> EXERCISE DESCRIPTION
Go through the data below and repeat it exactly, skipping each picture.

> SUPPLIED ENTRIES
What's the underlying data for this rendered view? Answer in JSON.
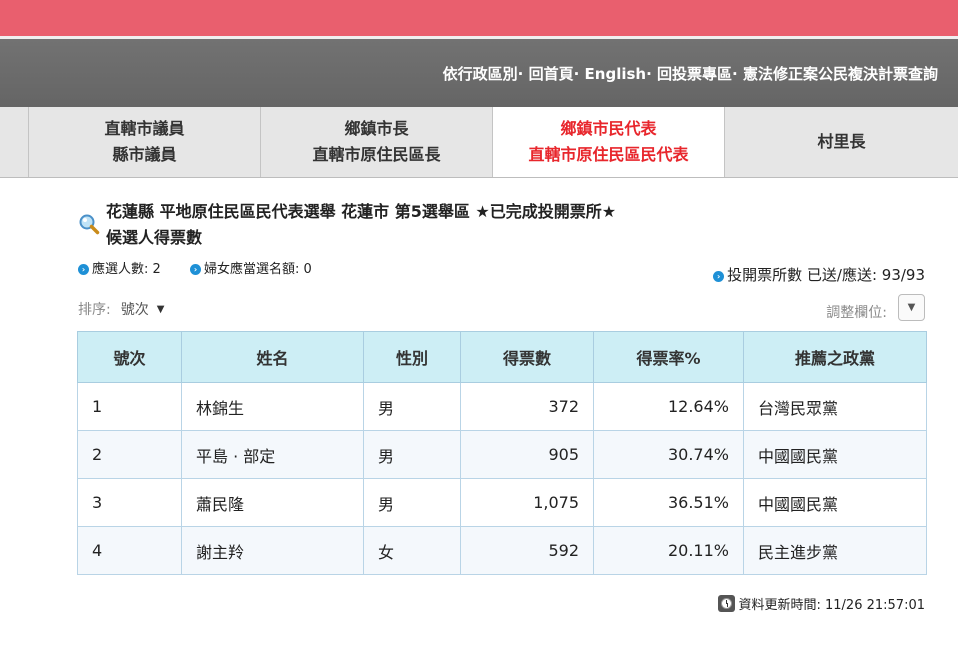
{
  "colors": {
    "top_bar": "#e95f6e",
    "nav_bar": "#6a6a6a",
    "active_tab": "#e8262c",
    "table_header": "#cdeef5",
    "bullet": "#1e90d6"
  },
  "nav": {
    "links": [
      "依行政區別",
      "回首頁",
      "English",
      "回投票專區",
      "憲法修正案公民複決計票查詢"
    ],
    "separator": "·"
  },
  "tabs": [
    {
      "line1": "直轄市議員",
      "line2": "縣市議員",
      "active": false
    },
    {
      "line1": "鄉鎮市長",
      "line2": "直轄市原住民區長",
      "active": false
    },
    {
      "line1": "鄉鎮市民代表",
      "line2": "直轄市原住民區民代表",
      "active": true
    },
    {
      "line1": "村里長",
      "line2": "",
      "active": false
    }
  ],
  "title": {
    "icon": "magnifier-icon",
    "line1": "花蓮縣 平地原住民區民代表選舉 花蓮市 第5選舉區 ★已完成投開票所★",
    "line2": "候選人得票數"
  },
  "info": {
    "bullet_icon": "arrow-circle-icon",
    "elected": "應選人數: 2",
    "women_quota": "婦女應當選名額: 0",
    "progress": "投開票所數 已送/應送: 93/93"
  },
  "sort": {
    "label": "排序:",
    "value": "號次",
    "arrow_icon": "dropdown-arrow-icon"
  },
  "adjust": {
    "label": "調整欄位:",
    "icon": "dropdown-button-icon"
  },
  "table": {
    "headers": [
      "號次",
      "姓名",
      "性別",
      "得票數",
      "得票率%",
      "推薦之政黨"
    ],
    "rows": [
      [
        "1",
        "林錦生",
        "男",
        "372",
        "12.64%",
        "台灣民眾黨"
      ],
      [
        "2",
        "平島 · 部定",
        "男",
        "905",
        "30.74%",
        "中國國民黨"
      ],
      [
        "3",
        "蕭民隆",
        "男",
        "1,075",
        "36.51%",
        "中國國民黨"
      ],
      [
        "4",
        "謝主羚",
        "女",
        "592",
        "20.11%",
        "民主進步黨"
      ]
    ]
  },
  "update": {
    "icon": "clock-icon",
    "text": "資料更新時間: 11/26 21:57:01"
  }
}
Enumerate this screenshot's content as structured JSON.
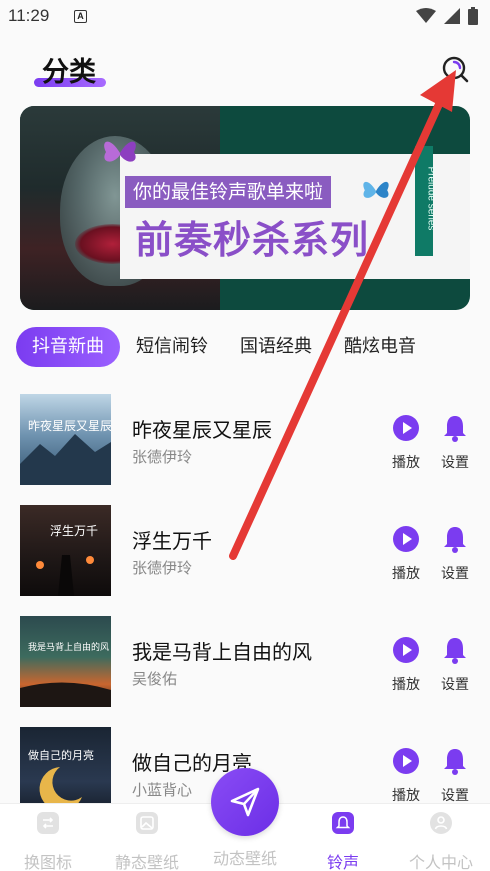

> RESPONSE TO THIS TASK
What's the underlying data for this rendered view? Answer in JSON.
{
  "colors": {
    "top_bar": "#e95f6e",
    "nav_bar": "#6a6a6a",
    "active_tab": "#e8262c",
    "table_header": "#cdeef5",
    "bullet": "#1e90d6"
  },
  "nav": {
    "links": [
      "依行政區別",
      "回首頁",
      "English",
      "回投票專區",
      "憲法修正案公民複決計票查詢"
    ],
    "separator": "·"
  },
  "tabs": [
    {
      "line1": "直轄市議員",
      "line2": "縣市議員",
      "active": false
    },
    {
      "line1": "鄉鎮市長",
      "line2": "直轄市原住民區長",
      "active": false
    },
    {
      "line1": "鄉鎮市民代表",
      "line2": "直轄市原住民區民代表",
      "active": true
    },
    {
      "line1": "村里長",
      "line2": "",
      "active": false
    }
  ],
  "title": {
    "icon": "magnifier-icon",
    "line1": "花蓮縣 平地原住民區民代表選舉 花蓮市 第5選舉區 ★已完成投開票所★",
    "line2": "候選人得票數"
  },
  "info": {
    "bullet_icon": "arrow-circle-icon",
    "elected": "應選人數: 2",
    "women_quota": "婦女應當選名額: 0",
    "progress": "投開票所數 已送/應送: 93/93"
  },
  "sort": {
    "label": "排序:",
    "value": "號次",
    "arrow_icon": "dropdown-arrow-icon"
  },
  "adjust": {
    "label": "調整欄位:",
    "icon": "dropdown-button-icon"
  },
  "table": {
    "headers": [
      "號次",
      "姓名",
      "性別",
      "得票數",
      "得票率%",
      "推薦之政黨"
    ],
    "rows": [
      [
        "1",
        "林錦生",
        "男",
        "372",
        "12.64%",
        "台灣民眾黨"
      ],
      [
        "2",
        "平島 · 部定",
        "男",
        "905",
        "30.74%",
        "中國國民黨"
      ],
      [
        "3",
        "蕭民隆",
        "男",
        "1,075",
        "36.51%",
        "中國國民黨"
      ],
      [
        "4",
        "謝主羚",
        "女",
        "592",
        "20.11%",
        "民主進步黨"
      ]
    ]
  },
  "update": {
    "icon": "clock-icon",
    "text": "資料更新時間: 11/26 21:57:01"
  }
}
Enumerate this screenshot's content as structured JSON.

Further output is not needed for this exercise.